“The industrial park was originally developed with detention ponds scattered throughout,” explains Peyton Woody, Project Engineer and Manager. “One of the detention ponds backed up directly to the stream and during high water flow events, the creek eroded away at the base of the pond dam and caused excessive erosion within the existing stream bed that flows directly into Lake Norman. This erosion issue was creating high turbidity in the creek, and Lake Norman, which is a source of drinking water and recreational activity for the local community.”
Partnering with local engineers and governing bodies, Clark/Royal, acting as the general contractor, created a bypass channel adjacent to the existing stream. During high flow events, water overflows from the original stream bed into the bypass channel, diverting the stormwater away from the wetland area surrounding the stream. This solution also slows the velocity of the stormwater discharge to Lake Norman, keeping erosion and turbidity within allowable levels.
EROSION UNDER CONTROL
To create the bypass channel, a diversion structure was designed and constructed with gabion baskets and placed within the existing stream to divert the high flows. A new stream channel was constructed adjacent to the wetlands area to allow the stormwater to bypass the wetlands during peak events.
“Only heavy rainfall events will require the use of the bypass channel,” explains Woody. “Normal rainfall continues into the wetlands to sustain the aquatic plants and wildlife, creating a rich environment for them to thrive.”
The bypass channel is heavily armored with various erosion control products such as coir logs, jute mesh matting and the use of “live stakes” which are small diameter trees found and cut in the field during construction. The live stakes hold the matting in place and over time they grow into larger trees to help stabilize the creek bank.
Equipment used for construction consisted of Cat 320ELR Hydraulic Excavator, 725 Articulated Dump Truck, D6K Dozer, 289C Compact Track Loader, 305CCR Mini-Hydraulic Excavator, 308D Mini-Hydraulic Excavator and a
CS54 Vibratory Soil Compactor.
“Cat equipment provides top-of-the-line fuel efficiency in all of its models,” says Woody. “With the installation of Vision Link on all of our machines, we are able to track run times, idle times and overall fuel consumption on a daily basis. This has allowed us to cut cost and reduce our footprint on the environment.”
We utilized rubber track equipment for low impact to highly sensitive areas within the wetlands and stream,” says Woody. “We found the rubber-tracked machines had the least impact on the silt and sand, and we utilized these machines wherever we could. We performed most of the work in the wetlands by hand to avoid creating more turbidity and erosion than was already there.”
USE THE EQUIPMENT THAT WORKS
“The equipment we utilize on projects like this means just as much as the processes we implement to complete the job,” stresses Woody.
“We’re very particular about our equipment,” agrees Royal. “We use Cat equipment exclusively. The equipment meets all emissions regulations and performs the way we need it to.
“With the addition of three more Cat 320E Hydraulic Excavators next month, they will bring our fleet to a total of 24 pieces of Cat equipment,” says Royal.
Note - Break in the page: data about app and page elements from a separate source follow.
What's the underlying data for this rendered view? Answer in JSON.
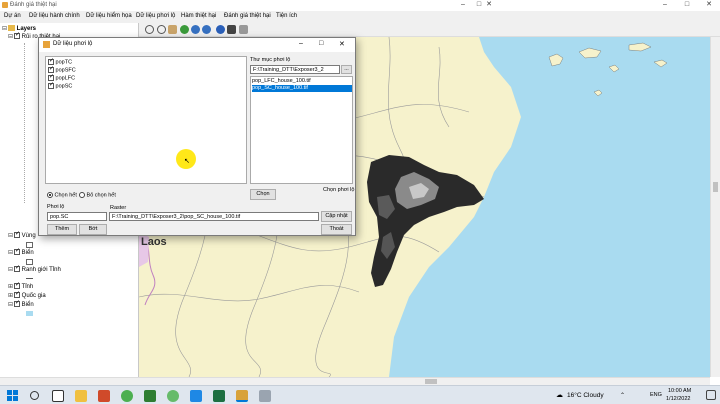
{
  "window": {
    "title": "Đánh giá thiệt hại",
    "controls": [
      "–",
      "□",
      "✕"
    ]
  },
  "menu": [
    "Dự án",
    "Dữ liệu hành chính",
    "Dữ liệu hiểm họa",
    "Dữ liệu phơi lộ",
    "Hàm thiệt hại",
    "Đánh giá thiệt hại",
    "Tiện ích"
  ],
  "toc": {
    "root": "Layers",
    "items": [
      {
        "label": "Rủi ro thiệt hại",
        "checked": true
      },
      {
        "label": "Vùng",
        "checked": true
      },
      {
        "label": "Biển",
        "checked": true
      },
      {
        "label": "Ranh giới Tỉnh",
        "checked": true
      },
      {
        "label": "Tỉnh",
        "checked": true
      },
      {
        "label": "Quốc gia",
        "checked": true
      },
      {
        "label": "Biển",
        "checked": true
      }
    ]
  },
  "map": {
    "label_laos": "Laos"
  },
  "dialog": {
    "title": "Dữ liệu phơi lộ",
    "layers": [
      "popTC",
      "popSFC",
      "popLFC",
      "popSC"
    ],
    "folder_label": "Thư mục phơi lộ",
    "folder_value": "F:\\Training_DTT\\Exposer3_2",
    "browse_label": "...",
    "files": [
      "pop_LFC_house_100.tif",
      "pop_SC_house_100.tif"
    ],
    "select_all": "Chọn hết",
    "deselect_all": "Bỏ chọn hết",
    "choose_btn": "Chọn",
    "choose_caption": "Chọn phơi lộ",
    "exposure_label": "Phơi lộ",
    "exposure_value": "pop.SC",
    "raster_label": "Raster",
    "raster_value": "F:\\Training_DTT\\Exposer3_2\\pop_SC_house_100.tif",
    "update_btn": "Cập nhật",
    "add_btn": "Thêm",
    "remove_btn": "Bớt",
    "exit_btn": "Thoát"
  },
  "taskbar": {
    "weather": "16°C Cloudy",
    "language": "ENG",
    "time": "10:00 AM",
    "date": "1/12/2022"
  },
  "colors": {
    "sea": "#a9dbf0",
    "land": "#f6f2cc",
    "border": "#9a9a9a",
    "highlight": "#ffe600",
    "select": "#0078d7"
  }
}
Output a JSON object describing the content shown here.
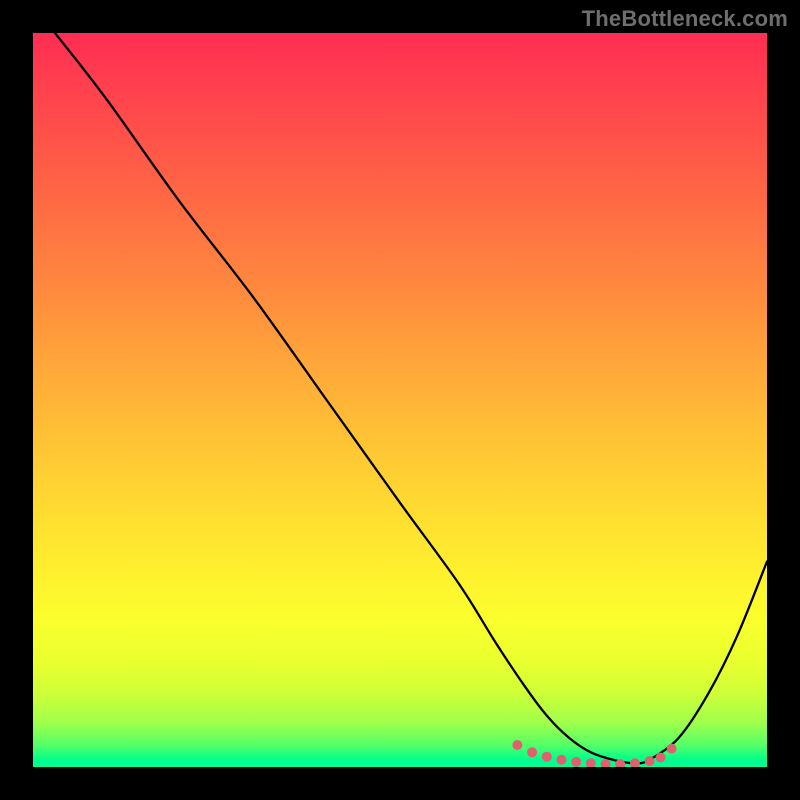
{
  "watermark": "TheBottleneck.com",
  "chart_data": {
    "type": "line",
    "title": "",
    "xlabel": "",
    "ylabel": "",
    "xlim": [
      0,
      100
    ],
    "ylim": [
      0,
      100
    ],
    "grid": false,
    "legend": false,
    "series": [
      {
        "name": "main-curve",
        "color": "#000000",
        "x": [
          3,
          10,
          20,
          30,
          40,
          50,
          58,
          63,
          67,
          70,
          73,
          76,
          79,
          82,
          84,
          88,
          92,
          96,
          100
        ],
        "y": [
          100,
          91,
          77,
          64,
          50,
          36,
          25,
          17,
          11,
          7,
          4,
          2,
          1,
          0.5,
          1,
          4,
          10,
          18,
          28
        ]
      },
      {
        "name": "minimum-dots",
        "color": "#e06070",
        "style": "dots",
        "x": [
          66,
          68,
          70,
          72,
          74,
          76,
          78,
          80,
          82,
          84,
          85.5,
          87
        ],
        "y": [
          3.0,
          2.0,
          1.4,
          1.0,
          0.7,
          0.5,
          0.4,
          0.4,
          0.5,
          0.8,
          1.3,
          2.5
        ]
      }
    ]
  }
}
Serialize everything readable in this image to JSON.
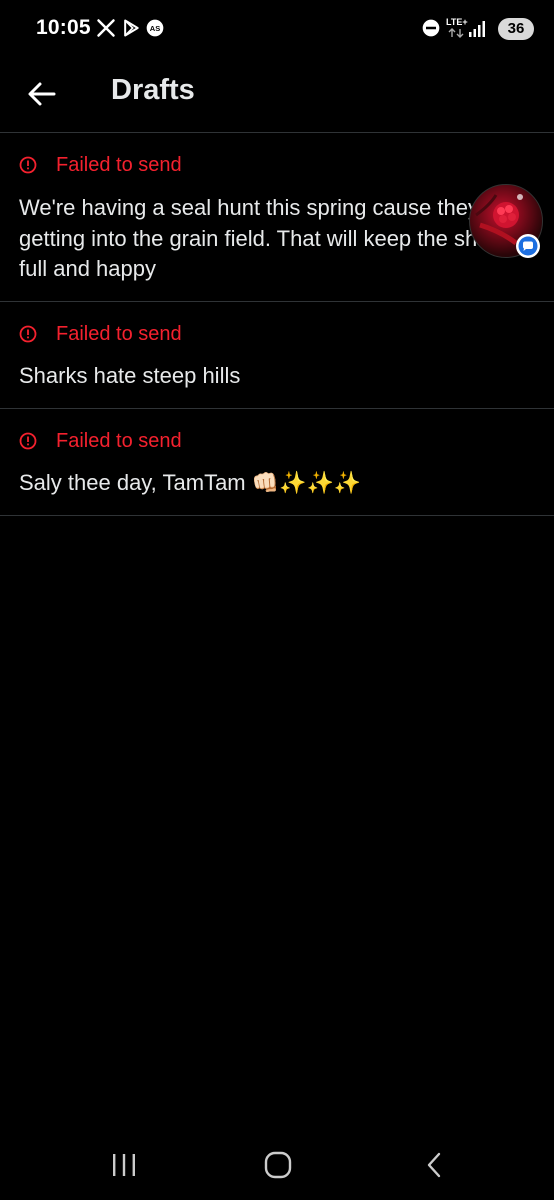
{
  "status_bar": {
    "time": "10:05",
    "battery": "36",
    "network": "LTE+",
    "notification_icons": [
      "x-logo-icon",
      "play-store-icon",
      "as-badge-icon"
    ]
  },
  "header": {
    "title": "Drafts",
    "back_icon": "arrow-left-icon"
  },
  "drafts": [
    {
      "status": "Failed to send",
      "text": "We're having a seal hunt this spring cause they keep getting into the grain field. That will keep the sharks full and happy",
      "has_media": true
    },
    {
      "status": "Failed to send",
      "text": "Sharks hate steep hills"
    },
    {
      "status": "Failed to send",
      "text": "Saly thee day, TamTam 👊🏻✨✨✨"
    }
  ],
  "colors": {
    "background": "#000000",
    "error": "#f4212e",
    "text": "#e7e9ea",
    "divider": "#2f3336"
  }
}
“Partnering with our dealer, Carolina Cat has provided us with the support we need; this is truly a team effort,” adds Woody.
All parties involved consider the Talbert Point Stream Restoration Project a success.
“The project was completed flawlessly and is thriving with aquatic life,” concludes Woody. “Erosion control has been properly maintained, and turbidity levels within Lake Norman have returned to normal at the location of stormwater discharge.”
For a complete, interactive version of this article, click here to download the Summer 2014 issue of Sustainable Construction.